Finland was the one place that surprised Dsouza. “I thought it was going to be really cold.” She loved the food. “It’s very European but they go out of their way to make it innovative.” Another reason to go, she says, is the sauna culture. Just imagine – there are 5 million inhabitants and over 3 million saunas in the country.
Take a backwater trip at night to see the glowworms, Dsouza says. The mangroves are full of glowworms and fireflies. “When you put your hand in the water and shake it, all light up and the water glows, too,” she adds. This trip is perfect for solo backpackers, families or couples – everybody loves it, she says.
“It’s like you are literally living in The Lord of the Rings,” Teal says. The rolling hills, the mountains and ocean balance, the volcanoes – it’s magical, she adds.
“This well-trod route winds for six kilometers along craggy clifftops, past golden sand beaches and hidden coves dotted with surfers,” Heather Hall from Ferreting Out the Fun says. “Exotic flora line the path providing ample shade, while brightly-colored birds and dramatic ocean swells vie for your attention. I did the standard walk in reverse, beginning at Coogee Beach and ending with a swim at the famous Icebergs Pool on Bondi Beach.” The scenery grew more breathtaking around every turn, with Waverley Cemetery, Bronte Beach, and Tamarama Rocks being especially photogenic, she adds. “It took me around three hours to complete the walk, stopping often to take photos and refill my water bottle. If I was fortunate enough to live in Sydney, I'd join the locals who jog on the cliffs come weekend mornings.”
Cameron Seagle from The World Pursuit says he’d travel to Namibia “for its jarring desert landscapes that include the tallest and oldest sand dunes on Earth.”
Another favorite destination for Seagle is the Seychelles. “The most beautiful islands on Earth with lush hills, granite outcrops, abundant marine life, and Creole heritage.”
Seagle would send people to Zermatt “to see the most picturesque mountain on earth, The Matterhorn, and its charming village.
The “stunning Rocky mountains that are covered in a blanket of trees and topped by glaciers,” Seagle says, are magnificent.
The Scottish Highlands should be on a bucket list “due to its verdant hills, rugged coastline, castles, and sheer mountain faces,” Seagle says.
“A place still in its infancy with tourism but mature in scenery and natural beauty,” Abbamonte says. “It's only a matter of time before the world catches on and they start building luxury resorts in the Gobi Desert!” How many people have you heard saying they want to live a Nomadic life in rural Mongolia for a week?
Puglia is the place to visit this year, Sicilian-American and Italian travel expert Cassandra Santoro, the Founder and CEO of Travel Italian Style, says.
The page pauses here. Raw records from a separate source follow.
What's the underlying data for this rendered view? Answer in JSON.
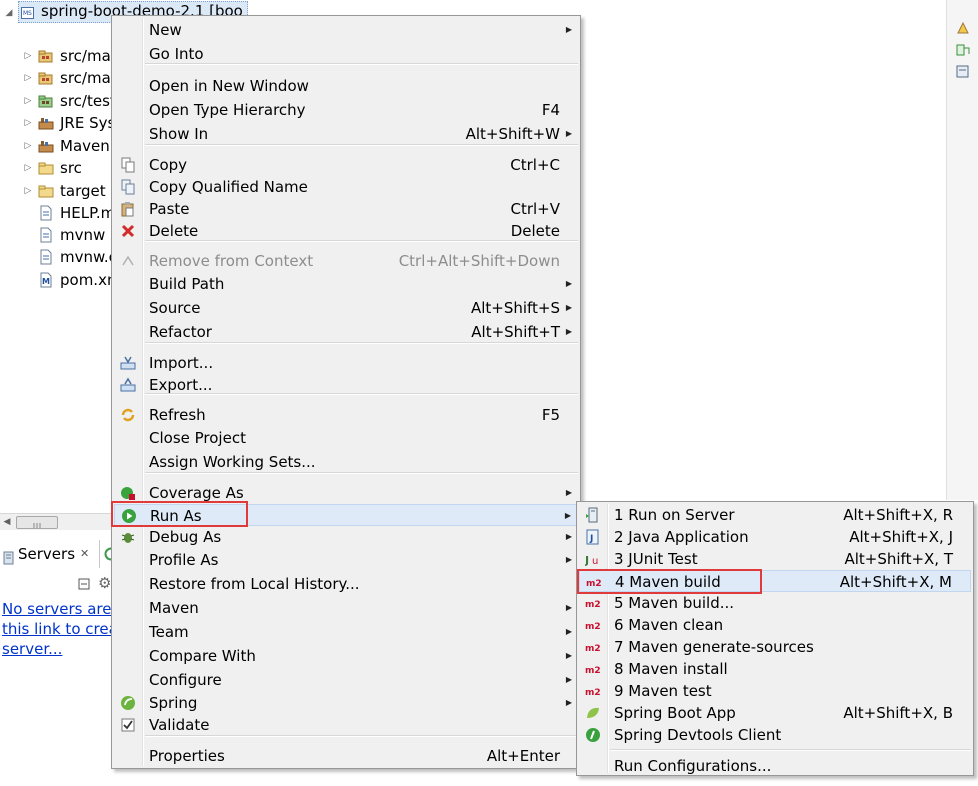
{
  "tree": {
    "items": [
      {
        "label": "spring-boot-demo-2.1 [boo",
        "icon": "project-icon",
        "expanded": true
      },
      {
        "label": "src/mai",
        "icon": "source-folder-icon"
      },
      {
        "label": "src/mai",
        "icon": "source-folder-icon"
      },
      {
        "label": "src/test",
        "icon": "test-source-folder-icon"
      },
      {
        "label": "JRE Sys",
        "icon": "library-icon"
      },
      {
        "label": "Maven",
        "icon": "library-icon"
      },
      {
        "label": "src",
        "icon": "folder-icon"
      },
      {
        "label": "target",
        "icon": "folder-icon"
      },
      {
        "label": "HELP.m",
        "icon": "file-icon"
      },
      {
        "label": "mvnw",
        "icon": "file-icon"
      },
      {
        "label": "mvnw.c",
        "icon": "file-icon"
      },
      {
        "label": "pom.xn",
        "icon": "maven-pom-icon"
      }
    ]
  },
  "servers": {
    "tab_label": "Servers",
    "link_lines": [
      "No servers are",
      "this link to crea",
      "server..."
    ]
  },
  "context_menu": {
    "items": [
      {
        "label": "New",
        "submenu": true
      },
      {
        "label": "Go Into"
      },
      {
        "label": "Open in New Window"
      },
      {
        "label": "Open Type Hierarchy",
        "shortcut": "F4"
      },
      {
        "label": "Show In",
        "shortcut": "Alt+Shift+W",
        "submenu": true
      },
      {
        "label": "Copy",
        "shortcut": "Ctrl+C",
        "icon": "copy-icon"
      },
      {
        "label": "Copy Qualified Name",
        "icon": "copy-qualified-icon"
      },
      {
        "label": "Paste",
        "shortcut": "Ctrl+V",
        "icon": "paste-icon"
      },
      {
        "label": "Delete",
        "shortcut": "Delete",
        "icon": "delete-icon"
      },
      {
        "label": "Remove from Context",
        "shortcut": "Ctrl+Alt+Shift+Down",
        "disabled": true,
        "icon": "remove-context-icon"
      },
      {
        "label": "Build Path",
        "submenu": true
      },
      {
        "label": "Source",
        "shortcut": "Alt+Shift+S",
        "submenu": true
      },
      {
        "label": "Refactor",
        "shortcut": "Alt+Shift+T",
        "submenu": true
      },
      {
        "label": "Import...",
        "icon": "import-icon"
      },
      {
        "label": "Export...",
        "icon": "export-icon"
      },
      {
        "label": "Refresh",
        "shortcut": "F5",
        "icon": "refresh-icon"
      },
      {
        "label": "Close Project"
      },
      {
        "label": "Assign Working Sets..."
      },
      {
        "label": "Coverage As",
        "submenu": true,
        "icon": "coverage-icon"
      },
      {
        "label": "Run As",
        "submenu": true,
        "icon": "run-icon",
        "highlighted": true
      },
      {
        "label": "Debug As",
        "submenu": true,
        "icon": "debug-icon"
      },
      {
        "label": "Profile As",
        "submenu": true
      },
      {
        "label": "Restore from Local History..."
      },
      {
        "label": "Maven",
        "submenu": true
      },
      {
        "label": "Team",
        "submenu": true
      },
      {
        "label": "Compare With",
        "submenu": true
      },
      {
        "label": "Configure",
        "submenu": true
      },
      {
        "label": "Spring",
        "submenu": true,
        "icon": "spring-icon"
      },
      {
        "label": "Validate",
        "icon": "checkbox-icon"
      },
      {
        "label": "Properties",
        "shortcut": "Alt+Enter"
      }
    ]
  },
  "run_as_menu": {
    "items": [
      {
        "label": "1 Run on Server",
        "shortcut": "Alt+Shift+X, R",
        "icon": "server-icon"
      },
      {
        "label": "2 Java Application",
        "shortcut": "Alt+Shift+X, J",
        "icon": "java-app-icon"
      },
      {
        "label": "3 JUnit Test",
        "shortcut": "Alt+Shift+X, T",
        "icon": "junit-icon",
        "icon_text": "Ju"
      },
      {
        "label": "4 Maven build",
        "shortcut": "Alt+Shift+X, M",
        "icon": "m2-icon",
        "icon_text": "m2",
        "highlighted": true
      },
      {
        "label": "5 Maven build...",
        "icon": "m2-icon",
        "icon_text": "m2"
      },
      {
        "label": "6 Maven clean",
        "icon": "m2-icon",
        "icon_text": "m2"
      },
      {
        "label": "7 Maven generate-sources",
        "icon": "m2-icon",
        "icon_text": "m2"
      },
      {
        "label": "8 Maven install",
        "icon": "m2-icon",
        "icon_text": "m2"
      },
      {
        "label": "9 Maven test",
        "icon": "m2-icon",
        "icon_text": "m2"
      },
      {
        "label": "Spring Boot App",
        "shortcut": "Alt+Shift+X, B",
        "icon": "spring-boot-icon"
      },
      {
        "label": "Spring Devtools Client",
        "icon": "devtools-icon"
      },
      {
        "label": "Run Configurations..."
      }
    ]
  },
  "colors": {
    "highlight_box": "#e03a3a",
    "menu_bg": "#f0f0f0",
    "link": "#0033cc"
  }
}
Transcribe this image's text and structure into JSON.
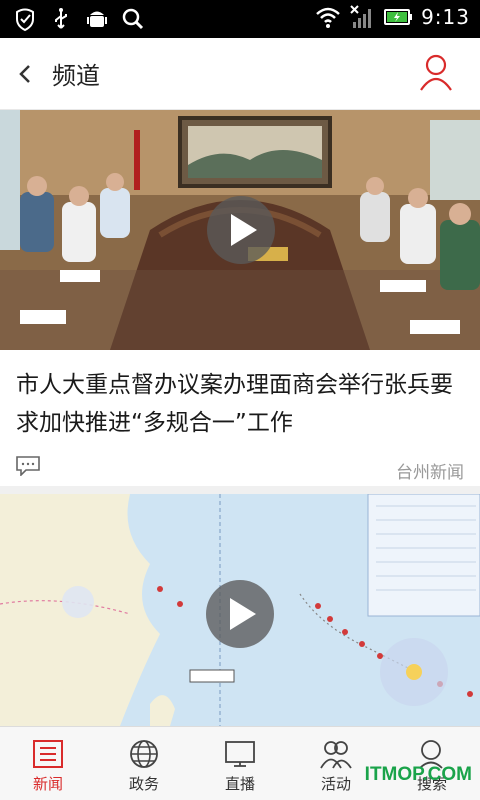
{
  "status_bar": {
    "time": "9:13"
  },
  "header": {
    "title": "频道",
    "back_icon": "chevron-left-icon",
    "user_icon": "user-icon"
  },
  "feed": [
    {
      "headline": "市人大重点督办议案办理面商会举行张兵要求加快推进“多规合一”工作",
      "source": "台州新闻",
      "has_video": true
    },
    {
      "has_video": true
    }
  ],
  "bottom_nav": [
    {
      "label": "新闻",
      "icon": "news-icon",
      "active": true
    },
    {
      "label": "政务",
      "icon": "globe-icon",
      "active": false
    },
    {
      "label": "直播",
      "icon": "tv-icon",
      "active": false
    },
    {
      "label": "活动",
      "icon": "people-icon",
      "active": false
    },
    {
      "label": "搜索",
      "icon": "search-icon",
      "active": false
    }
  ],
  "watermark": "ITMOP.COM",
  "colors": {
    "accent": "#d92b2b",
    "statusbar": "#000000",
    "watermark": "#1aa34a"
  }
}
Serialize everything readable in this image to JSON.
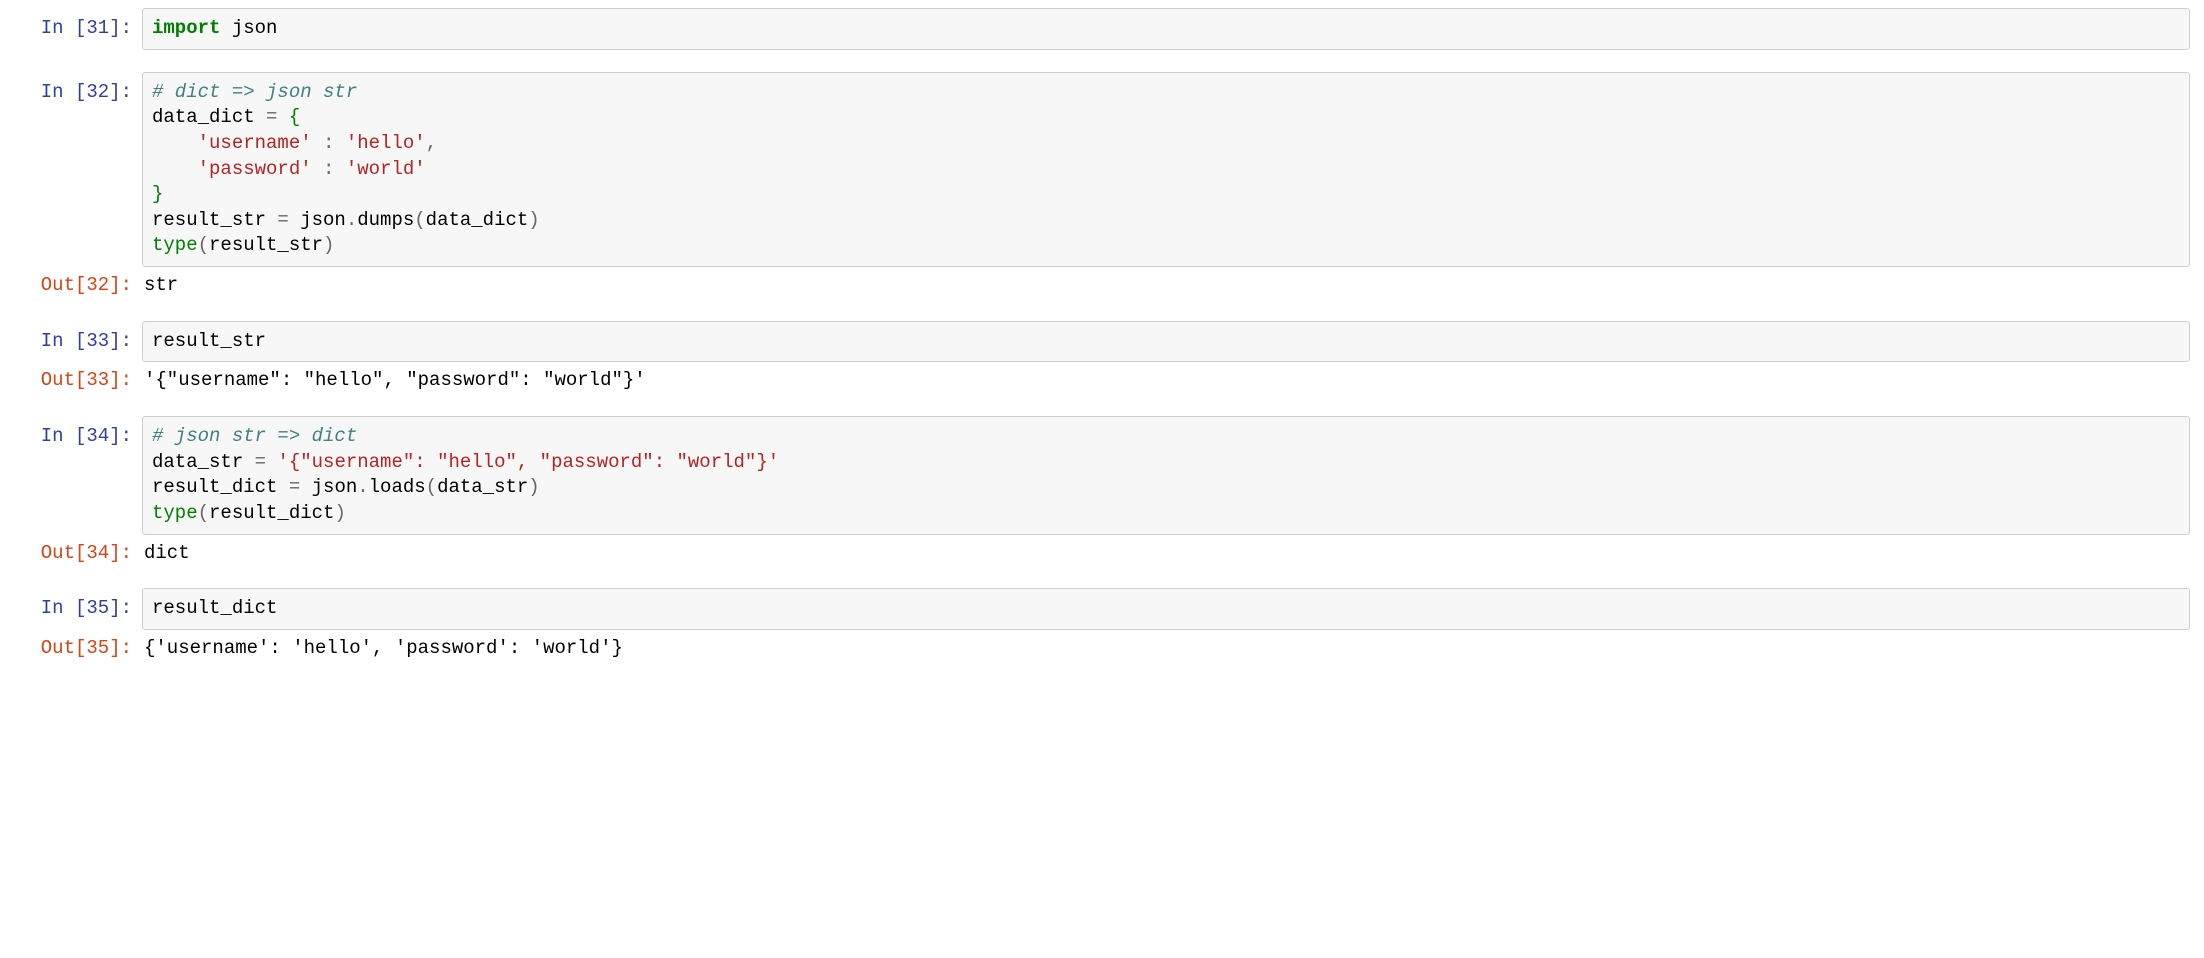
{
  "cells": [
    {
      "prompt_in": "In [31]:",
      "code_html": "<span class=\"keyword\">import</span> json"
    },
    {
      "prompt_in": "In [32]:",
      "code_html": "<span class=\"comment\"># dict =&gt; json str</span>\ndata_dict <span class=\"op\">=</span> <span class=\"brace\">{</span>\n    <span class=\"string\">'username'</span> <span class=\"punct\">:</span> <span class=\"string\">'hello'</span><span class=\"punct\">,</span>\n    <span class=\"string\">'password'</span> <span class=\"punct\">:</span> <span class=\"string\">'world'</span>\n<span class=\"brace\">}</span>\nresult_str <span class=\"op\">=</span> json<span class=\"op\">.</span>dumps<span class=\"punct\">(</span>data_dict<span class=\"punct\">)</span>\n<span class=\"builtin\">type</span><span class=\"punct\">(</span>result_str<span class=\"punct\">)</span>",
      "prompt_out": "Out[32]:",
      "output": "str"
    },
    {
      "prompt_in": "In [33]:",
      "code_html": "result_str",
      "prompt_out": "Out[33]:",
      "output": "'{\"username\": \"hello\", \"password\": \"world\"}'"
    },
    {
      "prompt_in": "In [34]:",
      "code_html": "<span class=\"comment\"># json str =&gt; dict</span>\ndata_str <span class=\"op\">=</span> <span class=\"string\">'{\"username\": \"hello\", \"password\": \"world\"}'</span>\nresult_dict <span class=\"op\">=</span> json<span class=\"op\">.</span>loads<span class=\"punct\">(</span>data_str<span class=\"punct\">)</span>\n<span class=\"builtin\">type</span><span class=\"punct\">(</span>result_dict<span class=\"punct\">)</span>",
      "prompt_out": "Out[34]:",
      "output": "dict"
    },
    {
      "prompt_in": "In [35]:",
      "code_html": "result_dict",
      "prompt_out": "Out[35]:",
      "output": "{'username': 'hello', 'password': 'world'}"
    }
  ]
}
You may have heard it before but her advice is to head to the heel of the “boot,” and the heart of authentic Italy, before the crowds come rolling in. “With the Baroque architecture of Lecce, the fairytale village of Alberobello, white sand beaches with pristine water, and streets lined by olive groves there will be plenty to see and discover during your visit,” she adds.